● **ACTIVITY**
Examine the records below and count how many lines contain the string "icon". Give only the number.

━━━━━━━━━━━━━━━━━━━━

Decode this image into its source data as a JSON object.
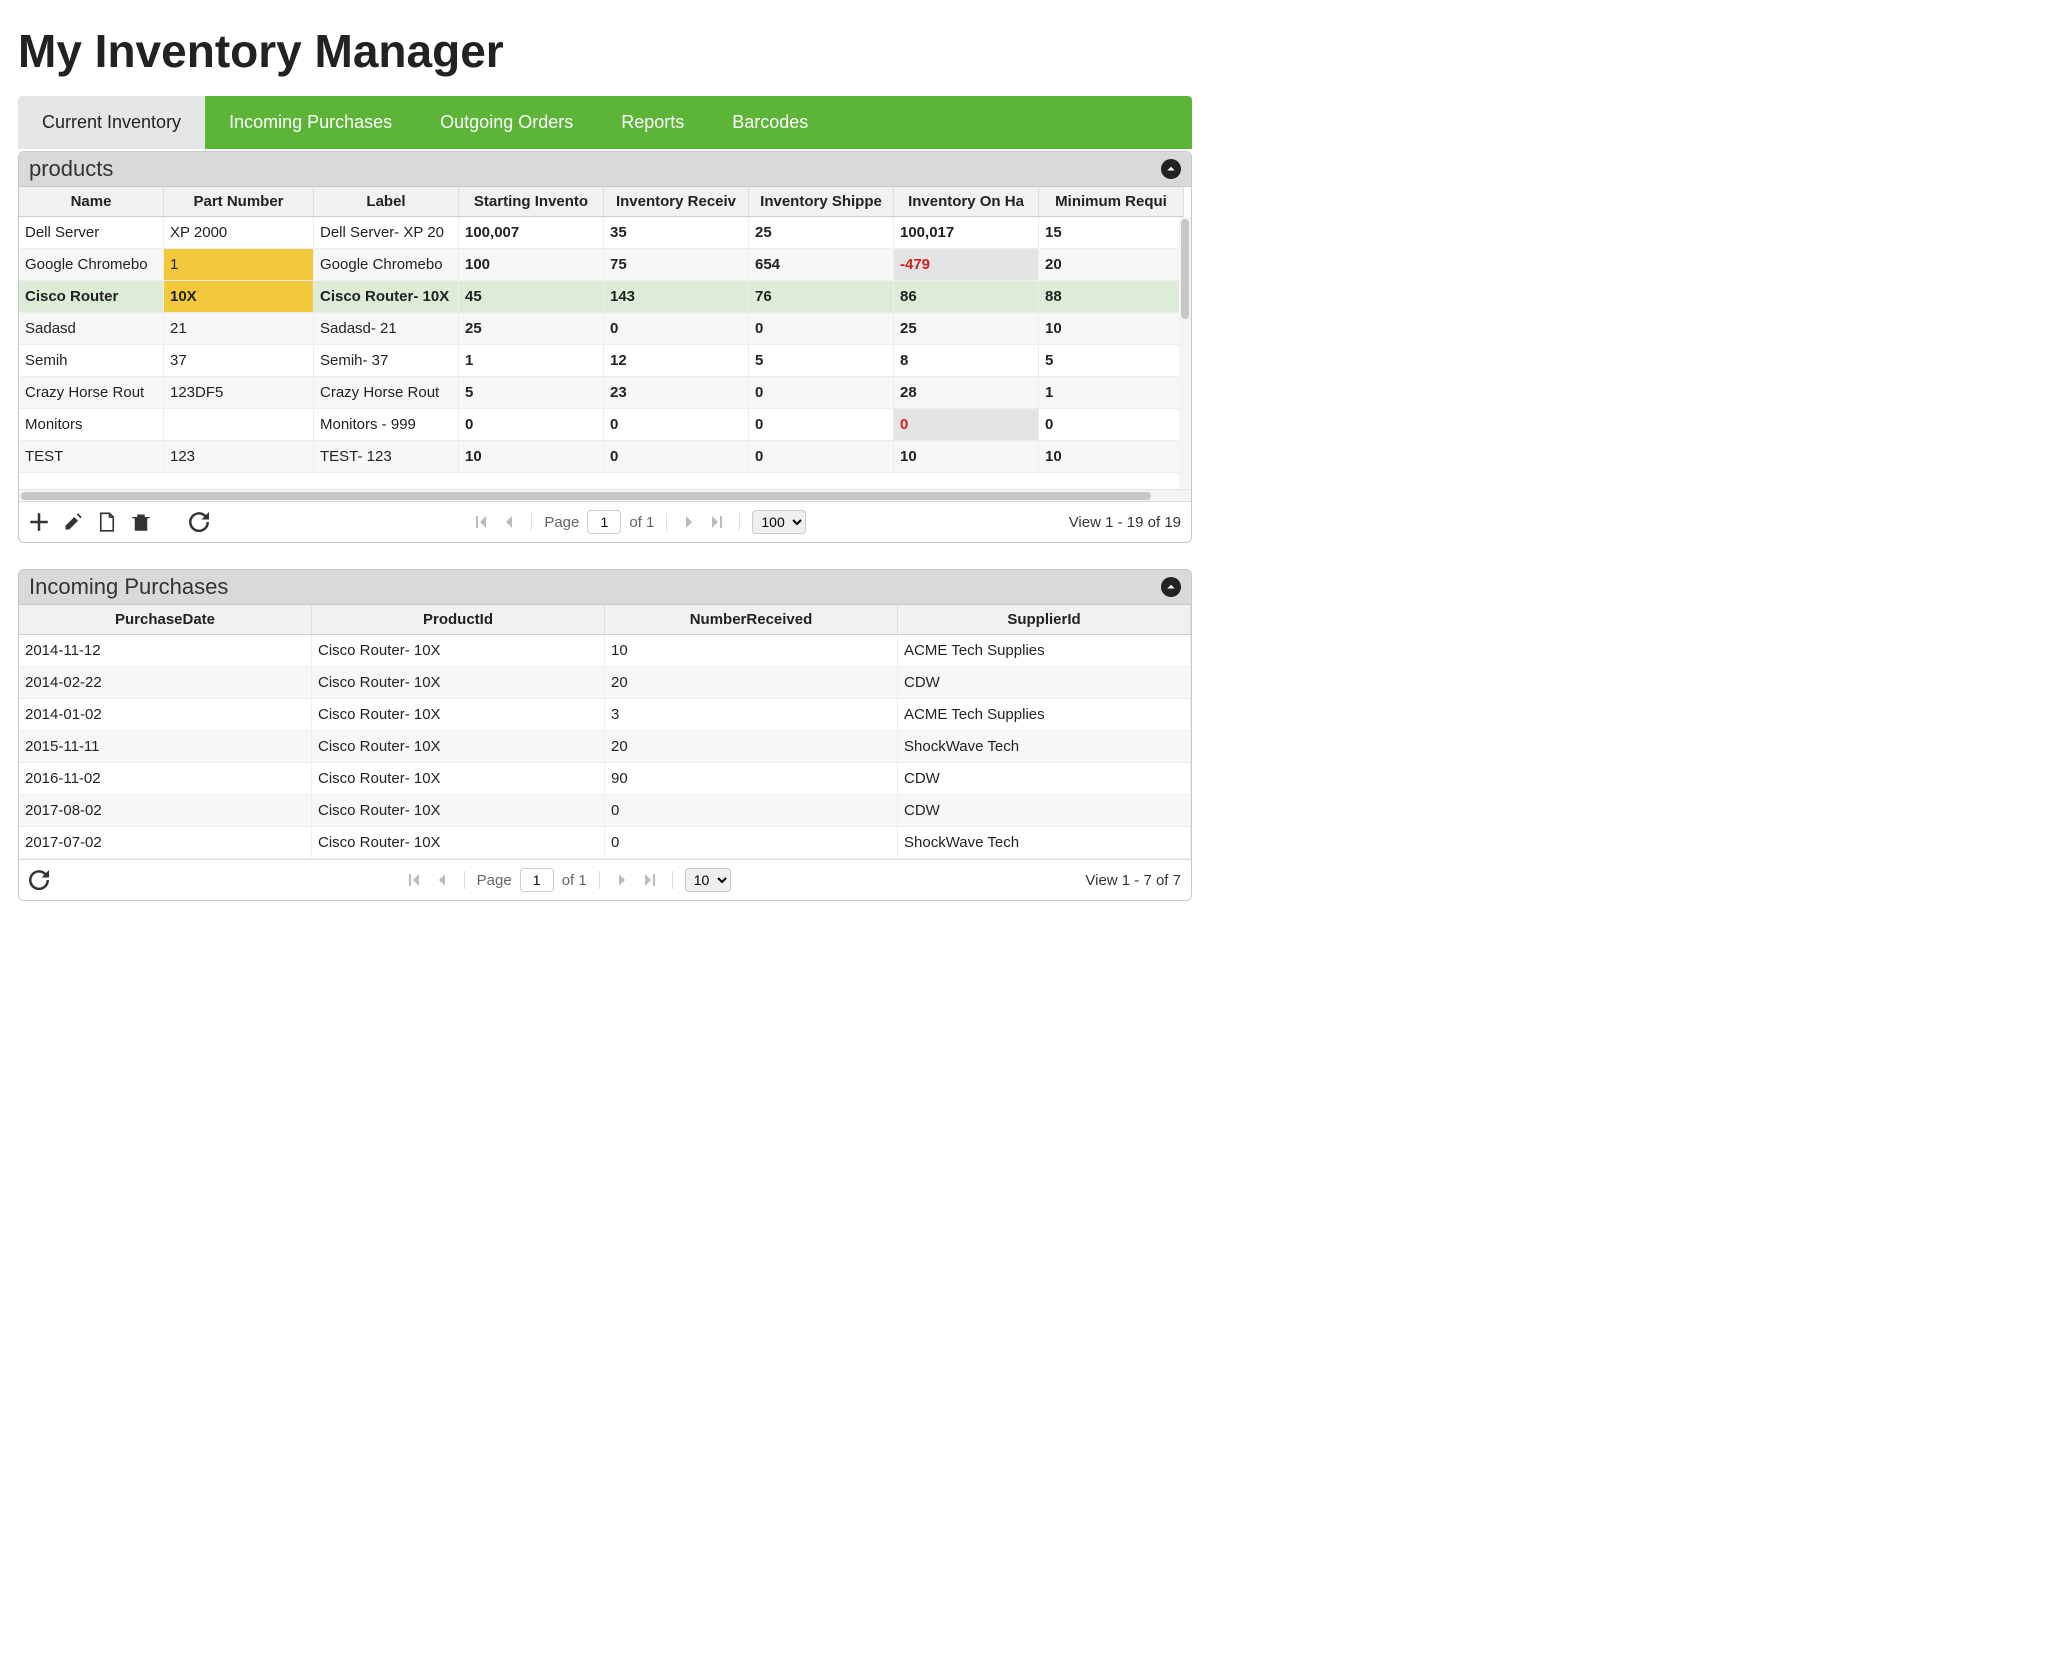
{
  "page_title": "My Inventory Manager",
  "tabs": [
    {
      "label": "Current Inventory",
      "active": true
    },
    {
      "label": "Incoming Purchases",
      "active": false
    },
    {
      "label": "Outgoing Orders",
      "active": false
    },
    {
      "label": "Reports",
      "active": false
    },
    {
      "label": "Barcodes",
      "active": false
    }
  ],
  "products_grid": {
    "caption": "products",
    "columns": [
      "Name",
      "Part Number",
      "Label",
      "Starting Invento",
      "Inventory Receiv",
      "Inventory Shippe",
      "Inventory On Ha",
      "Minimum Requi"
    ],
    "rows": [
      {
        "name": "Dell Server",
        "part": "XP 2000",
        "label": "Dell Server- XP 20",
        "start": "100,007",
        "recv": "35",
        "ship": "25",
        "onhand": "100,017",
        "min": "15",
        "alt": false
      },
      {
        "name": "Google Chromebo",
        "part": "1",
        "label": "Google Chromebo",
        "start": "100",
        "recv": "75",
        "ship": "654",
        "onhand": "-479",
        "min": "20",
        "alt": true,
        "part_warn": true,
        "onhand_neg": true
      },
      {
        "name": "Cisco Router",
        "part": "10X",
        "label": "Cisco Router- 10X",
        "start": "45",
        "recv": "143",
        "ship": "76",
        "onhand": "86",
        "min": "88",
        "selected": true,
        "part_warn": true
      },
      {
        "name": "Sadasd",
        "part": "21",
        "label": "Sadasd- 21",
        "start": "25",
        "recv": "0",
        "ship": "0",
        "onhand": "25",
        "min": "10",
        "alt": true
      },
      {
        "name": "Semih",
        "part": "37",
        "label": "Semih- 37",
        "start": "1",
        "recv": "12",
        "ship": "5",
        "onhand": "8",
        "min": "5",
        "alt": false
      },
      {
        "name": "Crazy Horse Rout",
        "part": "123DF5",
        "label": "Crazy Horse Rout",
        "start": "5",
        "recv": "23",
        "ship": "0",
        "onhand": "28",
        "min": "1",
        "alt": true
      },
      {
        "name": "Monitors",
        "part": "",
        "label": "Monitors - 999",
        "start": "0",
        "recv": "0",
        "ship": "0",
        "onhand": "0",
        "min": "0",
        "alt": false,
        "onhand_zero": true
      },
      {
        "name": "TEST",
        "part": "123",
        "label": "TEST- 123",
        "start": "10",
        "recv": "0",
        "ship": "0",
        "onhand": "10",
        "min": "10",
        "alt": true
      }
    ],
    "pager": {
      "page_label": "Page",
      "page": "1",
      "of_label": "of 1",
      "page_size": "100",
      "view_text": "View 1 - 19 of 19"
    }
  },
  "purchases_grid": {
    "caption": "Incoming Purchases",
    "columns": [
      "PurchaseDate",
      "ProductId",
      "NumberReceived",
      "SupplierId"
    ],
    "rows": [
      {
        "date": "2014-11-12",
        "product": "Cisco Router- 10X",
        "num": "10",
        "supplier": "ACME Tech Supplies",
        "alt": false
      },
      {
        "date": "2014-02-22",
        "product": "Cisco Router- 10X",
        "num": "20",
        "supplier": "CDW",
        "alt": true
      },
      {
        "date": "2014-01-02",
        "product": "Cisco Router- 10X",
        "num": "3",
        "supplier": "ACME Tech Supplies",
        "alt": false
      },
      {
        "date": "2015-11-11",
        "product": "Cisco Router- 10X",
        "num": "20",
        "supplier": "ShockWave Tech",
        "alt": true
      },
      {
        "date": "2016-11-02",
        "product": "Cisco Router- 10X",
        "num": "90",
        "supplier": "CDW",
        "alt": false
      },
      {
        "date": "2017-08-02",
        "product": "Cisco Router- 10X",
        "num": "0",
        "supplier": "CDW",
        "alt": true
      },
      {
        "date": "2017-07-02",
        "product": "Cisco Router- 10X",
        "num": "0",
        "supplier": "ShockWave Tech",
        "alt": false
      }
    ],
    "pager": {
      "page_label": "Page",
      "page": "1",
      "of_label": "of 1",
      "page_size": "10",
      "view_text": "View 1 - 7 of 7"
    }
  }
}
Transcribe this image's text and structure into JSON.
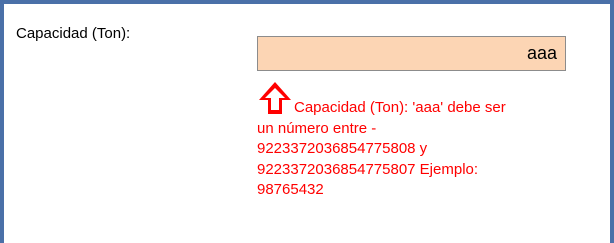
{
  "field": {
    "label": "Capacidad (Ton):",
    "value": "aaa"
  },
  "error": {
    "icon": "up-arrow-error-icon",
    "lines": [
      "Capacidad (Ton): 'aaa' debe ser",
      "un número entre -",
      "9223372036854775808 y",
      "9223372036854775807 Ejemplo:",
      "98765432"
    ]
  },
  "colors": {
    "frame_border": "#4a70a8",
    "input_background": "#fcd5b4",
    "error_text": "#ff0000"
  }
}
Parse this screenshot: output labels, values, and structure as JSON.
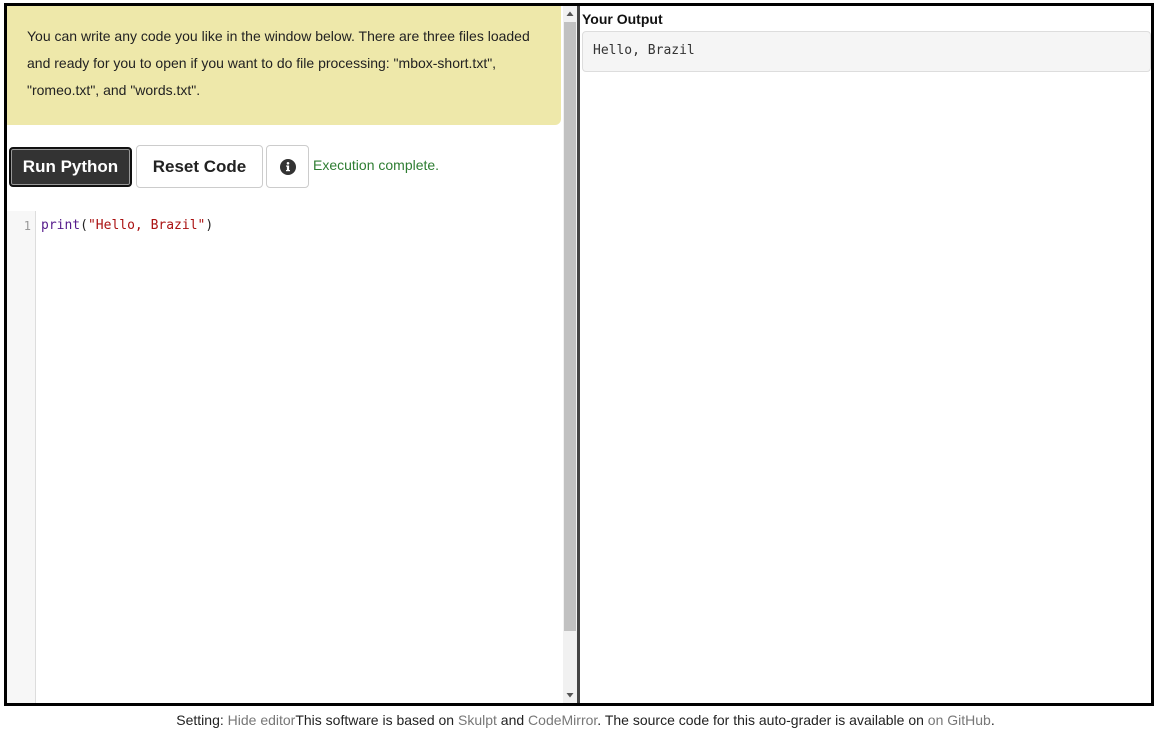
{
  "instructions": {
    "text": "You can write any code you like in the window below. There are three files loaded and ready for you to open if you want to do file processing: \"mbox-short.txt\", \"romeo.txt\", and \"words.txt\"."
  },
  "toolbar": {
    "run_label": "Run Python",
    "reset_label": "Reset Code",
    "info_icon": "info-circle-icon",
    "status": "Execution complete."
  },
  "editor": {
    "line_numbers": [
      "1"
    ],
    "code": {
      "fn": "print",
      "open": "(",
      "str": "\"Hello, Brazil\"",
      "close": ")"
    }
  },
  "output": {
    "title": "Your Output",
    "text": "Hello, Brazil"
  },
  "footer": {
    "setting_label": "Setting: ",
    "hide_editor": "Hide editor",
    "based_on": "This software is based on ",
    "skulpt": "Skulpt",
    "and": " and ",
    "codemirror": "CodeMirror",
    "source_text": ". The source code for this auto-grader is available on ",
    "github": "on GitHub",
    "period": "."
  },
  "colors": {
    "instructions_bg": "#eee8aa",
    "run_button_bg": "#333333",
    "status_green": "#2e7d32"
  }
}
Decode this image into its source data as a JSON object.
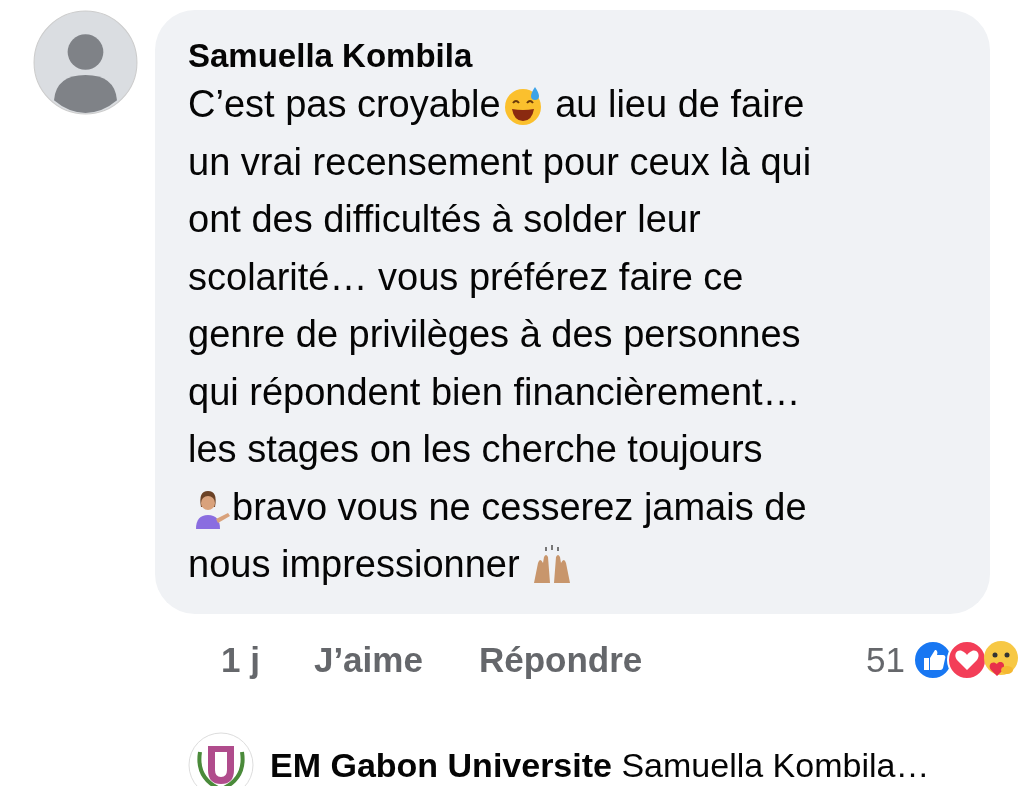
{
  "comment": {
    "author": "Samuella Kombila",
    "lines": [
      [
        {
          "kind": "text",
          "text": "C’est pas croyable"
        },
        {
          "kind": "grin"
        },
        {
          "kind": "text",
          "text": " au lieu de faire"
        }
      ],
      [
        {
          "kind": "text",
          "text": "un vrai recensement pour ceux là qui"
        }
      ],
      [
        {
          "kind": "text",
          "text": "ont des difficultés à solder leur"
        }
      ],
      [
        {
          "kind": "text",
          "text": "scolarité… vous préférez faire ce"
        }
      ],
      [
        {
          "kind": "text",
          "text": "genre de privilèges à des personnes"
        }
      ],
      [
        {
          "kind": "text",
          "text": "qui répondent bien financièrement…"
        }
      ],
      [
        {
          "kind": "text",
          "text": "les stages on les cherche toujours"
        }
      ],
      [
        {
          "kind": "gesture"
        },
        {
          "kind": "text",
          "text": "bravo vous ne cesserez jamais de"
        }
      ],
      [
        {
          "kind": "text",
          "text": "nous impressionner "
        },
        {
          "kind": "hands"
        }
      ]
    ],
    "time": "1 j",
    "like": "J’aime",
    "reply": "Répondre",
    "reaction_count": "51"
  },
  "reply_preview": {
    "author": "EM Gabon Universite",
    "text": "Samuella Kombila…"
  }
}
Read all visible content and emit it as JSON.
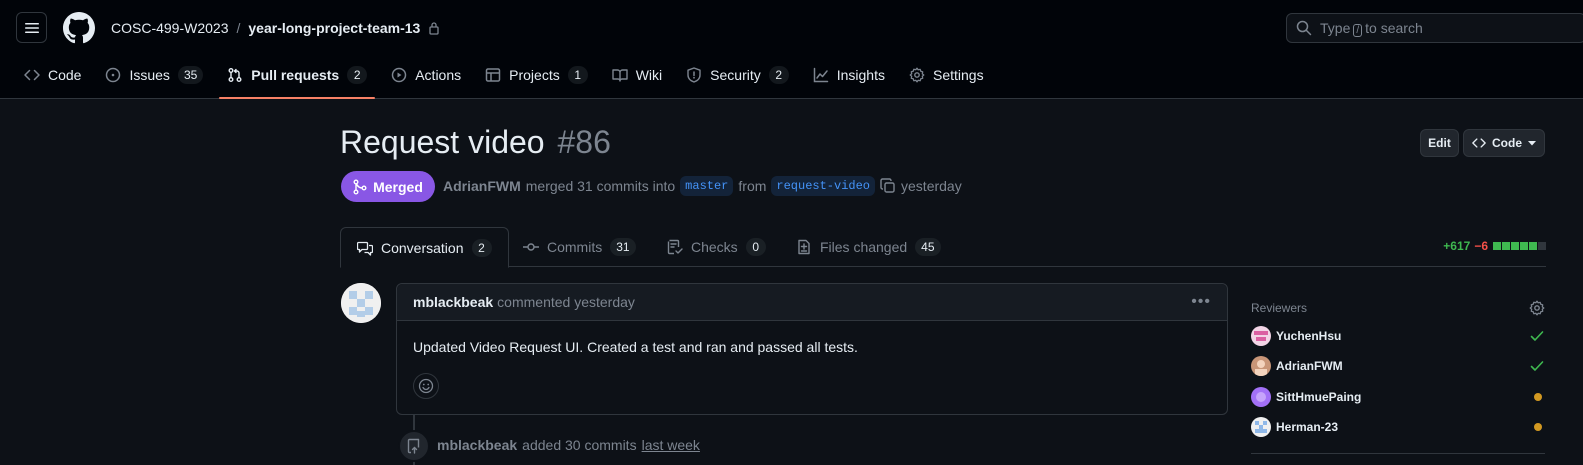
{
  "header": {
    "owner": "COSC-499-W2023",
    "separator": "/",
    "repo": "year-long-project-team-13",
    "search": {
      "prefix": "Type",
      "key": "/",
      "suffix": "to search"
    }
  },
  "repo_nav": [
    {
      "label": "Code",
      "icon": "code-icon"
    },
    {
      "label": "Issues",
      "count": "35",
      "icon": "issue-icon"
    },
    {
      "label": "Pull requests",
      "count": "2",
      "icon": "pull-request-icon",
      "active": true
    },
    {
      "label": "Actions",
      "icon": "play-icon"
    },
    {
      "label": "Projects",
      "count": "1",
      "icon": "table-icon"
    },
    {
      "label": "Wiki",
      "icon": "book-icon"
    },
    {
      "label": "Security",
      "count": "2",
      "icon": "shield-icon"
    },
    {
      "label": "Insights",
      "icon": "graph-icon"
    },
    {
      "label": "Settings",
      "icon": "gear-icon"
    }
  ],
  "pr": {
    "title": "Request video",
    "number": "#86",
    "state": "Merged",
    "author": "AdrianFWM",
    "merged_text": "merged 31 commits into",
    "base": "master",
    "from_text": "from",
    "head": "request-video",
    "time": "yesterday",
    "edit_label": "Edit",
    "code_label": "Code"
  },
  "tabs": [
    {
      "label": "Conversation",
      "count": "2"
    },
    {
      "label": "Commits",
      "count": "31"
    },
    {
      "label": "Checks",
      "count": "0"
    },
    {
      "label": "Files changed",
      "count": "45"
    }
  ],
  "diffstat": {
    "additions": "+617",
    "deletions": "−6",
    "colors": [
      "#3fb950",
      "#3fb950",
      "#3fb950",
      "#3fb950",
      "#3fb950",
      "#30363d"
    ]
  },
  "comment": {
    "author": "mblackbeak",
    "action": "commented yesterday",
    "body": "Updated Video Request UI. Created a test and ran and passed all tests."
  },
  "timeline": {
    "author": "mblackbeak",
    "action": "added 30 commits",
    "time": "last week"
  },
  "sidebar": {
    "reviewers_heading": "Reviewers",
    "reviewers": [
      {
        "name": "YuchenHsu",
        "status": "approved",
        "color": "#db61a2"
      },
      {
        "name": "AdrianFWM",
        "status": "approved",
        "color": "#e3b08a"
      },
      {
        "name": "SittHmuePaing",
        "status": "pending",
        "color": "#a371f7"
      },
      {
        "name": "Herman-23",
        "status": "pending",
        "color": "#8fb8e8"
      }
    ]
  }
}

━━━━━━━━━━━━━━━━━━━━

● **ANSWER TO THE PROBLEM**
11